Exercise objective:
Go through the records below and report each line with "icon" in it.
■ ■ ■
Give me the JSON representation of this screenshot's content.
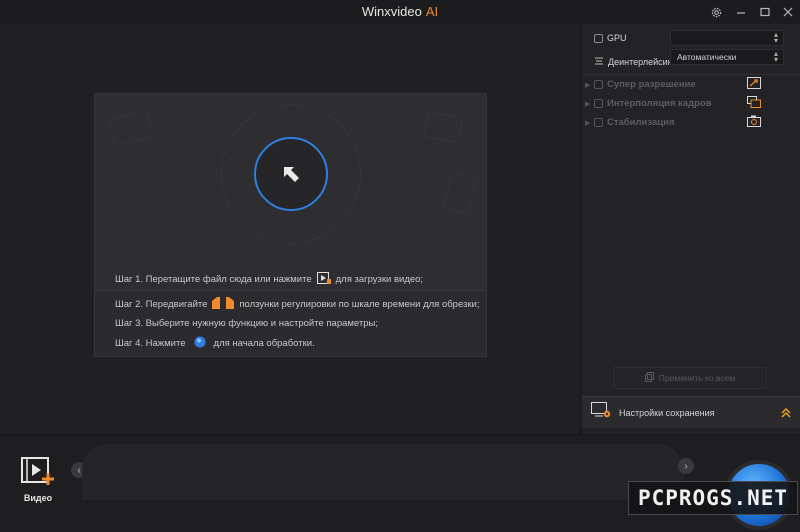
{
  "app": {
    "title": "Winxvideo",
    "title_suffix": "AI"
  },
  "window": {
    "settings_icon": "gear-icon",
    "minimize_icon": "minimize-icon",
    "maximize_icon": "maximize-icon",
    "close_icon": "close-icon"
  },
  "dropzone": {
    "import_icon": "import-arrow-icon",
    "steps": {
      "s1_a": "Шаг 1. Перетащите файл сюда или нажмите",
      "s1_b": "для загрузки видео;",
      "s2_a": "Шаг 2. Передвигайте",
      "s2_b": "ползунки регулировки по шкале времени для обрезки;",
      "s3": "Шаг 3. Выберите нужную функцию и настройте параметры;",
      "s4_a": "Шаг 4. Нажмите",
      "s4_b": "для начала обработки."
    }
  },
  "settings": {
    "gpu_label": "GPU",
    "gpu_checked": false,
    "gpu_value": "",
    "deinterlace_label": "Деинтерлейсинг",
    "deinterlace_value": "Автоматически",
    "effects": [
      {
        "label": "Супер разрешение",
        "icon": "upscale-icon",
        "enabled": false
      },
      {
        "label": "Интерполяция кадров",
        "icon": "frame-interpolation-icon",
        "enabled": false
      },
      {
        "label": "Стабилизация",
        "icon": "stabilization-icon",
        "enabled": false
      }
    ],
    "apply_all_label": "Применить ко всем",
    "save_settings_label": "Настройки сохранения"
  },
  "bottombar": {
    "add_video_label": "Видео",
    "run_icon": "run-icon"
  },
  "watermark": {
    "text": "PCPROGS.NET"
  },
  "colors": {
    "accent": "#2f7fde",
    "brand_orange": "#f08b2d"
  }
}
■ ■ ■
Solution for this exercise:
    "settings_icon": "gear-icon",
    "minimize_icon": "minimize-icon",
    "maximize_icon": "maximize-icon",
    "close_icon": "close-icon"
    "import_icon": "import-arrow-icon",
        "icon": "upscale-icon",
        "icon": "frame-interpolation-icon",
        "icon": "stabilization-icon",
    "run_icon": "run-icon"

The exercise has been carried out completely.